The article mentions a yonic interpretation, and the image of the cover of the Chalice Well at the foot of Glastonbury Tor, that I’m reusing here, is pointing me along a trail towards Goddess, today. The sacred wells of the Celtic lands (ancestral lands for me) are linked to the Lady of the Healing Waters, Wells, and Springs aspect of the goddess Brighid. My participation in the SageWoman blogs is a kind of pilgrimage, as to Her sacred wells.
I think that I am more well-versed in shamanism and general spirituality than in Goddess-centered spirituality. I am more of an animist and pantheist than a theist, but I am on a familiar and affectionate basis with some deities. Used to taking in the holistic, broad view – it’s kind of my cognitive style – I never did focus very much on any one deity or set of deities, much less their sex or gender, though I’ve always enjoyed learning about them. If I do refer to non-specific deity, I like to use “Goddess” just to contribute to balancing the scale in my traditionally patriarchal society (Western civilization, as well as Utah). My affinity for balance hasn’t led me to affiliate with feminine deities, but I do include them equally.
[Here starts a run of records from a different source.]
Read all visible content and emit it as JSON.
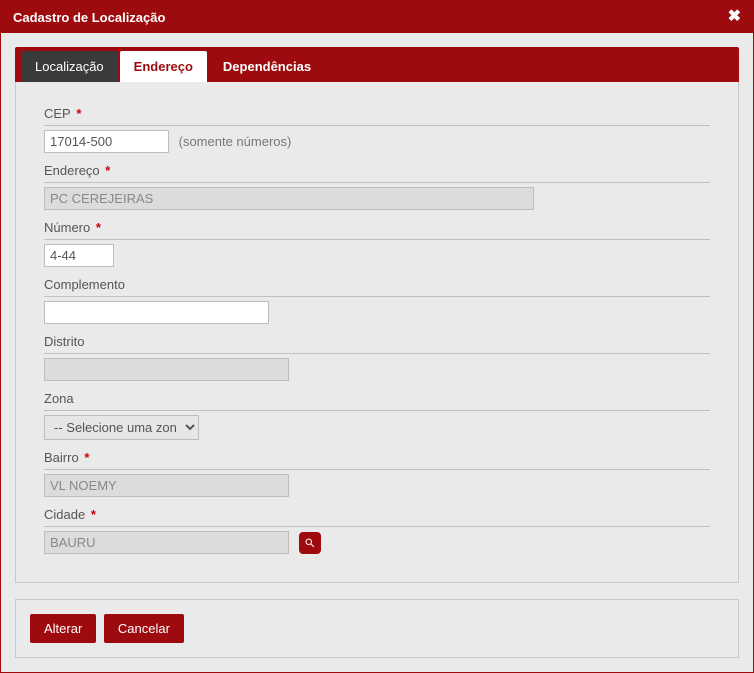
{
  "dialog": {
    "title": "Cadastro de Localização"
  },
  "tabs": {
    "localizacao": "Localização",
    "endereco": "Endereço",
    "dependencias": "Dependências"
  },
  "form": {
    "cep": {
      "label": "CEP",
      "value": "17014-500",
      "hint": "(somente números)"
    },
    "endereco": {
      "label": "Endereço",
      "value": "PC CEREJEIRAS"
    },
    "numero": {
      "label": "Número",
      "value": "4-44"
    },
    "complemento": {
      "label": "Complemento",
      "value": ""
    },
    "distrito": {
      "label": "Distrito",
      "value": ""
    },
    "zona": {
      "label": "Zona",
      "placeholder": "-- Selecione uma zona --"
    },
    "bairro": {
      "label": "Bairro",
      "value": "VL NOEMY"
    },
    "cidade": {
      "label": "Cidade",
      "value": "BAURU"
    }
  },
  "actions": {
    "alterar": "Alterar",
    "cancelar": "Cancelar"
  }
}
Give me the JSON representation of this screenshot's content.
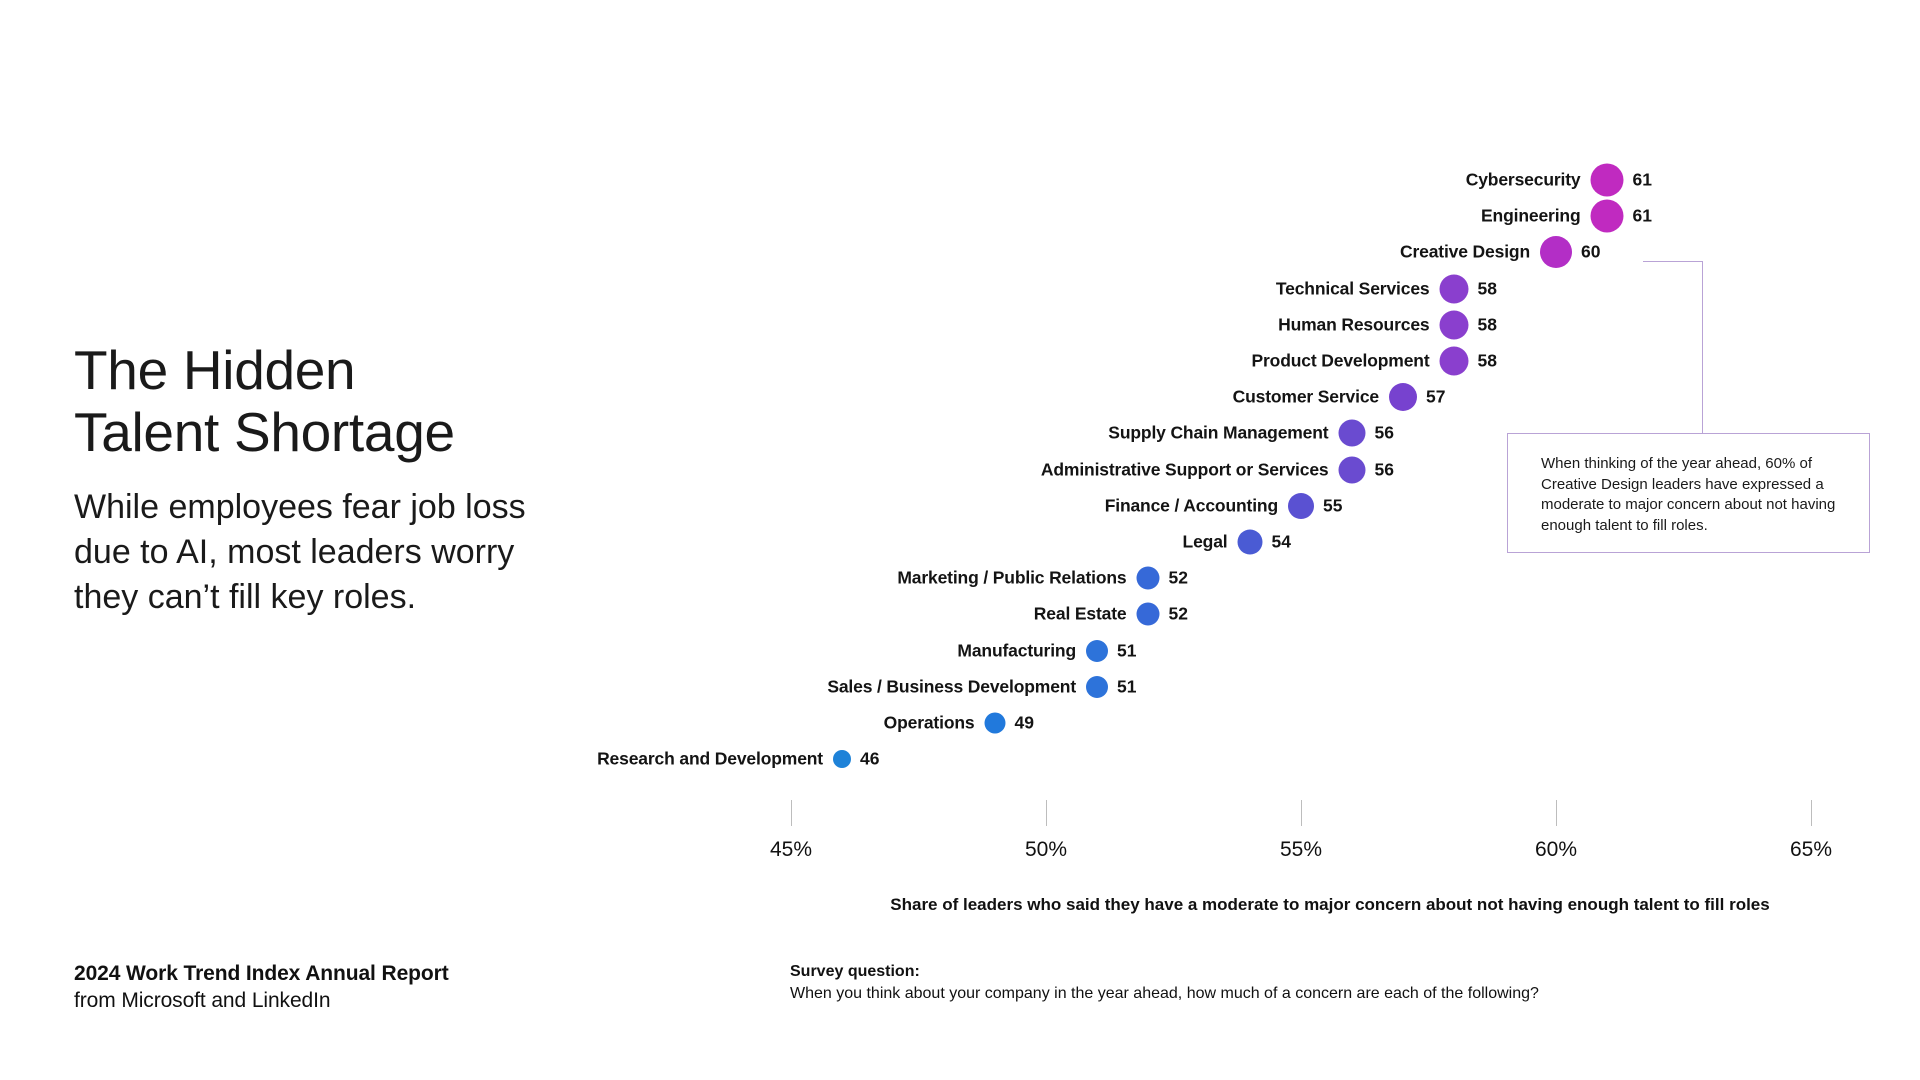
{
  "headline": "The Hidden\nTalent Shortage",
  "subhead": "While employees fear job loss\ndue to AI, most leaders worry\nthey can’t fill key roles.",
  "footer": {
    "report_title": "2024 Work Trend Index Annual Report",
    "report_source": "from Microsoft and LinkedIn",
    "survey_label": "Survey question:",
    "survey_question": "When you think about your company in the year ahead, how much of a concern are each of the following?"
  },
  "callout": {
    "text": "When thinking of the year ahead, 60% of Creative Design leaders have expressed a moderate to major concern about not having enough talent to fill roles.",
    "border_color": "#b9a3d6"
  },
  "chart_data": {
    "type": "scatter",
    "title": "The Hidden Talent Shortage",
    "xlabel": "Share of leaders who said they have a moderate to major concern about not having enough talent to fill roles",
    "ylabel": "",
    "xlim": [
      45,
      65
    ],
    "grid": false,
    "legend": "none",
    "tick_labels": [
      "45%",
      "50%",
      "55%",
      "60%",
      "65%"
    ],
    "tick_values": [
      45,
      50,
      55,
      60,
      65
    ],
    "categories": [
      "Cybersecurity",
      "Engineering",
      "Creative Design",
      "Technical Services",
      "Human Resources",
      "Product Development",
      "Customer Service",
      "Supply Chain Management",
      "Administrative Support or Services",
      "Finance / Accounting",
      "Legal",
      "Marketing / Public Relations",
      "Real Estate",
      "Manufacturing",
      "Sales / Business Development",
      "Operations",
      "Research and Development"
    ],
    "values": [
      61,
      61,
      60,
      58,
      58,
      58,
      57,
      56,
      56,
      55,
      54,
      52,
      52,
      51,
      51,
      49,
      46
    ],
    "value_labels": [
      "61",
      "61",
      "60",
      "58",
      "58",
      "58",
      "57",
      "56",
      "56",
      "55",
      "54",
      "52",
      "52",
      "51",
      "51",
      "49",
      "46"
    ],
    "colors": [
      "#c02ac0",
      "#c02ac0",
      "#b32ec6",
      "#8a3fce",
      "#8a3fce",
      "#8a3fce",
      "#7742cf",
      "#6a4bd0",
      "#6a4bd0",
      "#5a51d2",
      "#4a5bd4",
      "#3669d8",
      "#3669d8",
      "#2d73da",
      "#2d73da",
      "#2179dc",
      "#1e82d8"
    ],
    "dot_sizes": [
      33,
      33,
      32,
      29,
      29,
      29,
      28,
      27,
      27,
      26,
      25,
      23,
      23,
      22,
      22,
      21,
      18
    ]
  }
}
When I was first leaving the patriarchal Mormonism of my birth, in my early 20s, I took their concept of the Heavenly Mother (whom we weren’t allowed to interact with, only acknowledge the existence of) and decided to approach both God and Goddess in prayer to ask my Heavenly Parents if it was all right for me to interact with them both, in balance, and claim what seemed like my rightful contact with the Divine Feminine, and to explore that atrophied side of things that had been kept out of my reach, as a Mormon. My answer came in a peaceful meditative silence where everything felt right, and there was no dissonance to indicate that it could be a bad idea or forbidden ground. I felt a sense of “Of course. It’s only natural.” I was in my childhood back yard, under an apple tree, and I just became aware, amidst the silence and warmth, of the bees that were flying along the tops of the grass around me. I got a strong sense of the bees being a message, and since I didn’t quite understand the message, that I would understand later.
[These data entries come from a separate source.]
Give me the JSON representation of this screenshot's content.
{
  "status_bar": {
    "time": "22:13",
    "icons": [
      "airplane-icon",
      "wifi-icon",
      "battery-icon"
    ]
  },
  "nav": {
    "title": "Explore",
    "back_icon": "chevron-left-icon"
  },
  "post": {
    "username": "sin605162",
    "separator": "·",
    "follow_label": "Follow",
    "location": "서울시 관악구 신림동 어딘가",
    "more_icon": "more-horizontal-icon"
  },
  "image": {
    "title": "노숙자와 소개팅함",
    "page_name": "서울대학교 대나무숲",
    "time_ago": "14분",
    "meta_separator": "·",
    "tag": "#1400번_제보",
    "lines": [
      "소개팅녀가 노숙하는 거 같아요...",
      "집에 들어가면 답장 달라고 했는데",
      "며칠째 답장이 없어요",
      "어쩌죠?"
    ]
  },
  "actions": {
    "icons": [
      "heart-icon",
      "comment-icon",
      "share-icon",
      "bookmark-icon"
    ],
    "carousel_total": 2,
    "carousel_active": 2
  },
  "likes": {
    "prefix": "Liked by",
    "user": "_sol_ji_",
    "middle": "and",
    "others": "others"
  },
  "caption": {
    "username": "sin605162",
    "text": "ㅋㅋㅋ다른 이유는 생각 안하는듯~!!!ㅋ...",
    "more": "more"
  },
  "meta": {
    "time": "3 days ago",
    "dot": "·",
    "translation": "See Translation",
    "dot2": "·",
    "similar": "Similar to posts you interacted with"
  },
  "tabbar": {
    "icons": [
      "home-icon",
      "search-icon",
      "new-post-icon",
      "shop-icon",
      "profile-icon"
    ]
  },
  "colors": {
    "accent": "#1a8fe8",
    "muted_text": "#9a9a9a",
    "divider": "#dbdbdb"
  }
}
Bees are a symbol in Mormonism, of the industrious Mormon people working for their communal hive. Maybe I wondered if it had something to do with that. I hadn’t broken away from the religion just yet (that would come the next year, in 2000), but had just started exploring outside the permitted bounds. I’m pretty sure I made a connection about nature, and wholeness, in being in the center of the bees’ dance under the sun, in the orchard, sitting on the Earth. It wasn’t until much later that I read about bees being sacred to the widely-venerated Artemis of Ephesus (or Great Mother Goddess), and years later than that when I remembered my bee-answer to that prayer… the first time I prayed to the Goddess.
Upon drifting away from theism, farther down my path, I stopped praying altogether. I may be ready to reinvent this ritual in a way that fits my current understandings and relations. I might peer through vesica piscis, the center and balance between the worlds that are apparently separate, but probably actually whole, and reconnect with that side which was kept from me and my sisters (and from my brothers, too). I sense sweet honey (and Healing Waters) waiting for me. :)
At this time of year, it's easy to understand why our ancestors (both actual and spiritual), those wise women and cunning men, were considered remote, unusual, untouchable, even fearsome.
As Autumn moves into Winter here in the UK, we feel our natural, animal pull to dig in, hibernate, take time within the darkness to assess the previous year and anticipate the time to come - but I doubt any busy society has ever really allowed that to happen, except when they have no choice. Stoke up the fire, head to the pub or communal house, light and laughter against the outside world.
(Photo - 'Autumn in the New Forest', from Glastonbury Goddess Temple)